According to SBP data, the country’s total liquid foreign currency reserves, comprising net reserves held by banks other than the SBP, were $13,761.9 million. Banks’ net reserves amounted to $5,756 million.

The central bank stated that the reserves held by the State Bank of Pakistan, after a $308 million decline, stand at US$8.59 billion, while commercial banks’ reserves are settled at $5.75 billion, after a $32.5 million increase.

As per SBP, the country’s total liquid foreign reserves were at $14.06 billion on September 16.

Read more: Inflow of dollars and declining foreign exchange reserves- what is happening?

The SBP stated that it maintained reserves at US$ 8.346 billion, compared to commercial banks’ reserves worth US$ 5.723 billion.

The bank claimed that due to external debt payments, the SBP reserves declined by US$ 278 million during the week ended September 16 to US$ 8,346.4 million.

Pakistan has an import cover of less than two months based on its current foreign exchange reserves position. A crucial level of reserves has put significant pressure on the Pakistani rupee, making it the poorest performing currency this month.

The central bank’s foreign exchange reserves reached an all-time high of $20.15 billion in the week ending August 27, 2021, after Pakistan received a general allocation of Special Drawing Rights (SDRs) worth $2,751.8 million from the IMF on August 24.

Read more: Amid govt-PTI blame game, IMF agreed to revive EFF programme

The Saudi Fund for Development said on Sunday that it will extend for one year a $3 billion deposit already held in SBP accounts since 2021.

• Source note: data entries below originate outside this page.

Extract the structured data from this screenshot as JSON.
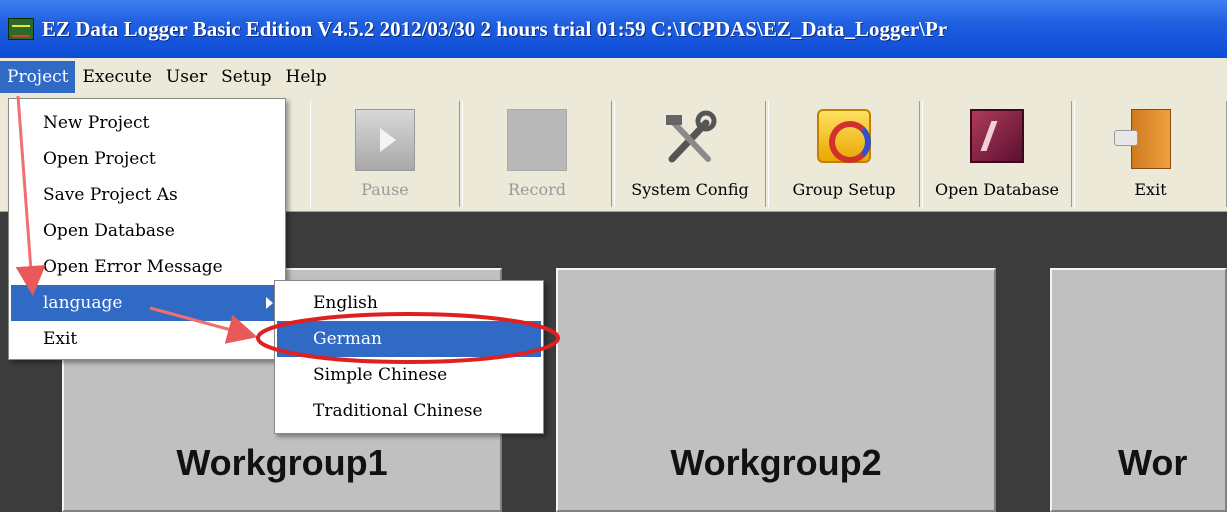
{
  "window": {
    "title": "EZ Data Logger Basic Edition V4.5.2 2012/03/30   2 hours trial  01:59  C:\\ICPDAS\\EZ_Data_Logger\\Pr"
  },
  "menubar": {
    "items": [
      "Project",
      "Execute",
      "User",
      "Setup",
      "Help"
    ]
  },
  "toolbar": {
    "pause_label": "Pause",
    "record_label": "Record",
    "system_config_label": "System Config",
    "group_setup_label": "Group Setup",
    "open_database_label": "Open Database",
    "exit_label": "Exit"
  },
  "project_menu": {
    "items": [
      "New Project",
      "Open Project",
      "Save Project As",
      "Open Database",
      "Open Error Message",
      "language",
      "Exit"
    ]
  },
  "language_menu": {
    "items": [
      "English",
      "German",
      "Simple Chinese",
      "Traditional Chinese"
    ],
    "selected": "German"
  },
  "workgroups": [
    "Workgroup1",
    "Workgroup2",
    "Wor"
  ],
  "colors": {
    "title_bar": "#0d4cd6",
    "highlight": "#316ac5",
    "annotation": "#e23030"
  }
}
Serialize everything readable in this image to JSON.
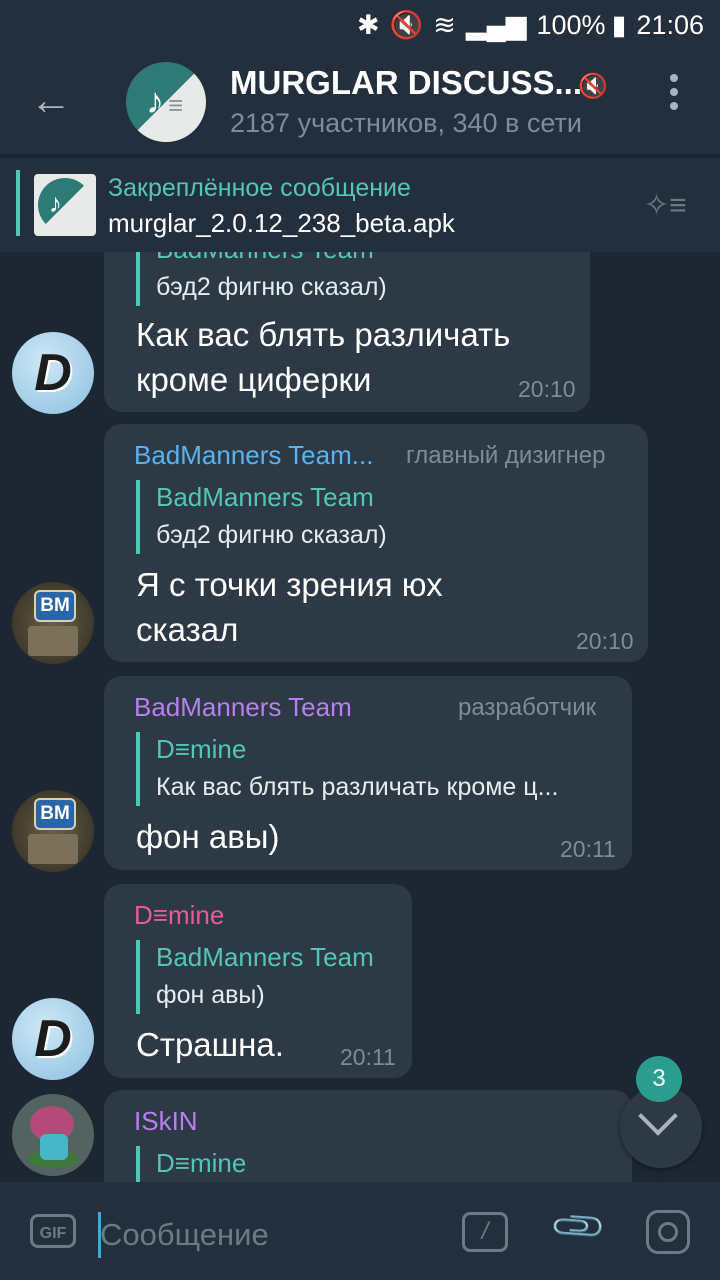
{
  "status_bar": {
    "icons": [
      "bluetooth-icon",
      "mute-icon",
      "wifi-icon",
      "signal-icon"
    ],
    "battery": "100%",
    "time": "21:06"
  },
  "header": {
    "title": "MURGLAR DISCUSS...",
    "subtitle": "2187 участников, 340 в сети",
    "muted": true
  },
  "pinned": {
    "label": "Закреплённое сообщение",
    "text": "murglar_2.0.12_238_beta.apk"
  },
  "messages": [
    {
      "partial_top": true,
      "reply_name": "BadManners Team",
      "reply_text": "бэд2 фигню сказал)",
      "text_lines": [
        "Как вас блять различать",
        "кроме циферки"
      ],
      "time": "20:10"
    },
    {
      "author": "BadManners Team...",
      "author_color": "#5ab3f0",
      "role": "главный дизигнер",
      "reply_name": "BadManners Team",
      "reply_text": "бэд2 фигню сказал)",
      "text_lines": [
        "Я с точки зрения юх",
        "сказал"
      ],
      "time": "20:10"
    },
    {
      "author": "BadManners Team",
      "author_color": "#b87ff0",
      "role": "разработчик",
      "reply_name": "D≡mine",
      "reply_text": "Как вас блять различать кроме ц...",
      "text_lines": [
        "фон авы)"
      ],
      "time": "20:11"
    },
    {
      "author": "D≡mine",
      "author_color": "#e85a9c",
      "reply_name": "BadManners Team",
      "reply_text": "фон авы)",
      "text_lines": [
        "Страшна."
      ],
      "time": "20:11"
    },
    {
      "author": "ISkIN",
      "author_color": "#b87ff0",
      "reply_name": "D≡mine"
    }
  ],
  "avatars": {
    "d": "D",
    "bm": "BM"
  },
  "scroll_badge": "3",
  "input": {
    "gif_label": "GIF",
    "placeholder": "Сообщение",
    "command_label": "/"
  }
}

Pakistan borrowed $2.5 billion using Eurobonds on March 30, 2021, by offering attractive interest rates to lenders in order to boost foreign exchange reserves.